_About this task_
Please retype the data below line for line and leave out every picture.

*** Block opens ***

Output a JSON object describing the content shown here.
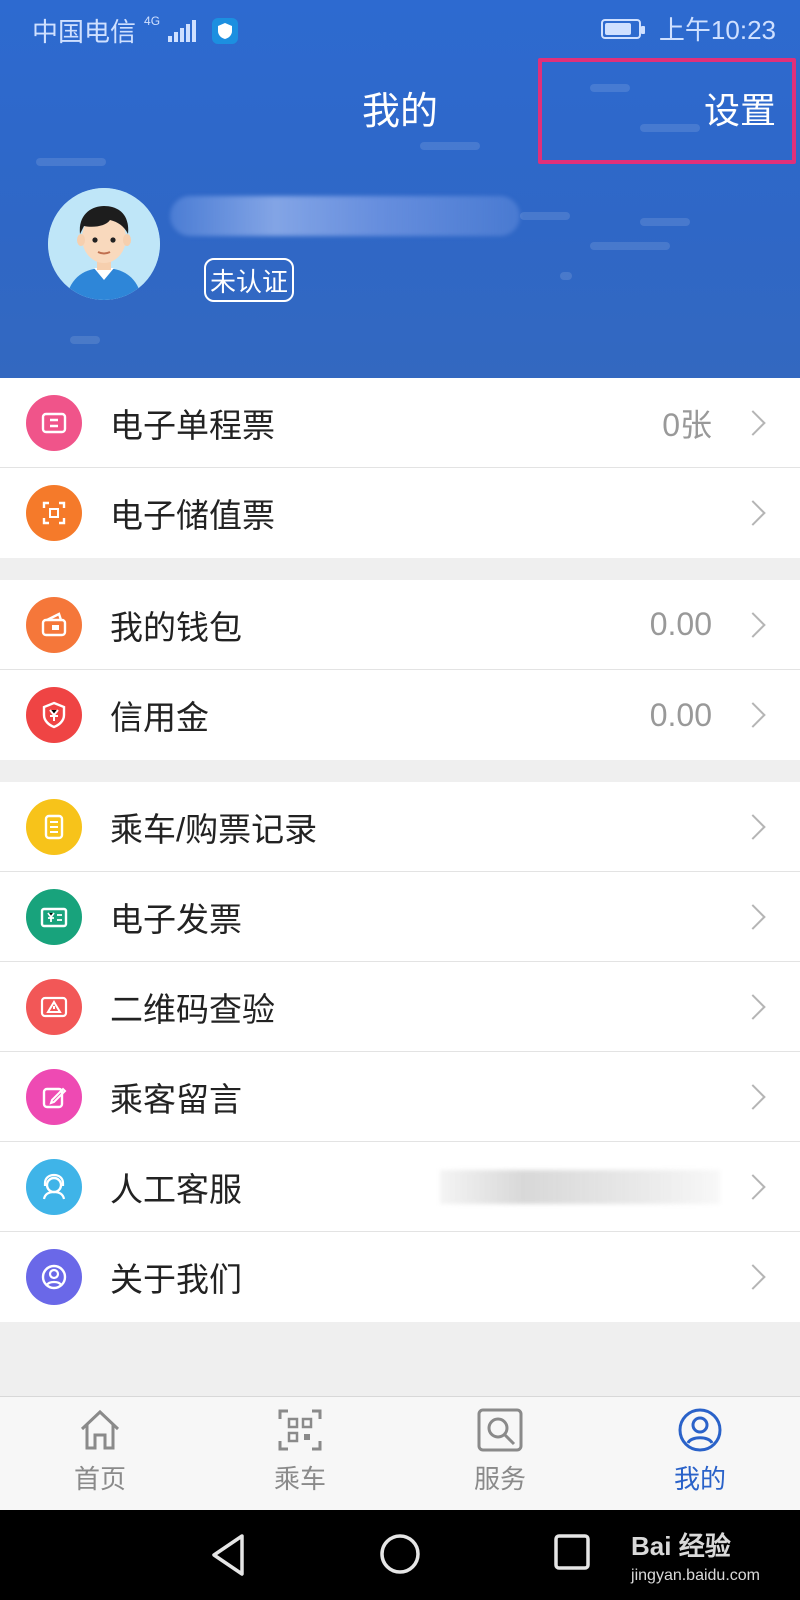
{
  "status_bar": {
    "carrier": "中国电信",
    "network": "4G",
    "time": "上午10:23"
  },
  "header": {
    "title": "我的",
    "settings_label": "设置",
    "verify_badge": "未认证"
  },
  "menu_groups": [
    {
      "items": [
        {
          "label": "电子单程票",
          "value": "0张",
          "icon": "ticket-icon",
          "color": "#f0548a"
        },
        {
          "label": "电子储值票",
          "value": "",
          "icon": "qr-card-icon",
          "color": "#f57a2a"
        }
      ]
    },
    {
      "items": [
        {
          "label": "我的钱包",
          "value": "0.00",
          "icon": "wallet-icon",
          "color": "#f5773a"
        },
        {
          "label": "信用金",
          "value": "0.00",
          "icon": "yuan-shield-icon",
          "color": "#ef4444"
        }
      ]
    },
    {
      "items": [
        {
          "label": "乘车/购票记录",
          "value": "",
          "icon": "records-icon",
          "color": "#f7c31a"
        },
        {
          "label": "电子发票",
          "value": "",
          "icon": "invoice-icon",
          "color": "#18a37c"
        },
        {
          "label": "二维码查验",
          "value": "",
          "icon": "warning-icon",
          "color": "#f25757"
        },
        {
          "label": "乘客留言",
          "value": "",
          "icon": "edit-icon",
          "color": "#ee4ab3"
        },
        {
          "label": "人工客服",
          "value": "",
          "icon": "headset-icon",
          "color": "#3fb4e8"
        },
        {
          "label": "关于我们",
          "value": "",
          "icon": "person-circle-icon",
          "color": "#6a68e8"
        }
      ]
    }
  ],
  "tabbar": {
    "tabs": [
      {
        "label": "首页",
        "icon": "home-icon"
      },
      {
        "label": "乘车",
        "icon": "qr-scan-icon"
      },
      {
        "label": "服务",
        "icon": "search-icon"
      },
      {
        "label": "我的",
        "icon": "profile-icon"
      }
    ],
    "active_color": "#2a62c9"
  },
  "watermark": {
    "brand": "Bai 经验",
    "url": "jingyan.baidu.com"
  }
}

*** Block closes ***

_Output of the exercise_
Output a JSON object describing the content shown here.
{
  "status_bar": {
    "carrier": "中国电信",
    "network": "4G",
    "time": "上午10:23"
  },
  "header": {
    "title": "我的",
    "settings_label": "设置",
    "verify_badge": "未认证"
  },
  "menu_groups": [
    {
      "items": [
        {
          "label": "电子单程票",
          "value": "0张",
          "icon": "ticket-icon",
          "color": "#f0548a"
        },
        {
          "label": "电子储值票",
          "value": "",
          "icon": "qr-card-icon",
          "color": "#f57a2a"
        }
      ]
    },
    {
      "items": [
        {
          "label": "我的钱包",
          "value": "0.00",
          "icon": "wallet-icon",
          "color": "#f5773a"
        },
        {
          "label": "信用金",
          "value": "0.00",
          "icon": "yuan-shield-icon",
          "color": "#ef4444"
        }
      ]
    },
    {
      "items": [
        {
          "label": "乘车/购票记录",
          "value": "",
          "icon": "records-icon",
          "color": "#f7c31a"
        },
        {
          "label": "电子发票",
          "value": "",
          "icon": "invoice-icon",
          "color": "#18a37c"
        },
        {
          "label": "二维码查验",
          "value": "",
          "icon": "warning-icon",
          "color": "#f25757"
        },
        {
          "label": "乘客留言",
          "value": "",
          "icon": "edit-icon",
          "color": "#ee4ab3"
        },
        {
          "label": "人工客服",
          "value": "",
          "icon": "headset-icon",
          "color": "#3fb4e8"
        },
        {
          "label": "关于我们",
          "value": "",
          "icon": "person-circle-icon",
          "color": "#6a68e8"
        }
      ]
    }
  ],
  "tabbar": {
    "tabs": [
      {
        "label": "首页",
        "icon": "home-icon"
      },
      {
        "label": "乘车",
        "icon": "qr-scan-icon"
      },
      {
        "label": "服务",
        "icon": "search-icon"
      },
      {
        "label": "我的",
        "icon": "profile-icon"
      }
    ],
    "active_color": "#2a62c9"
  },
  "watermark": {
    "brand": "Bai 经验",
    "url": "jingyan.baidu.com"
  }
}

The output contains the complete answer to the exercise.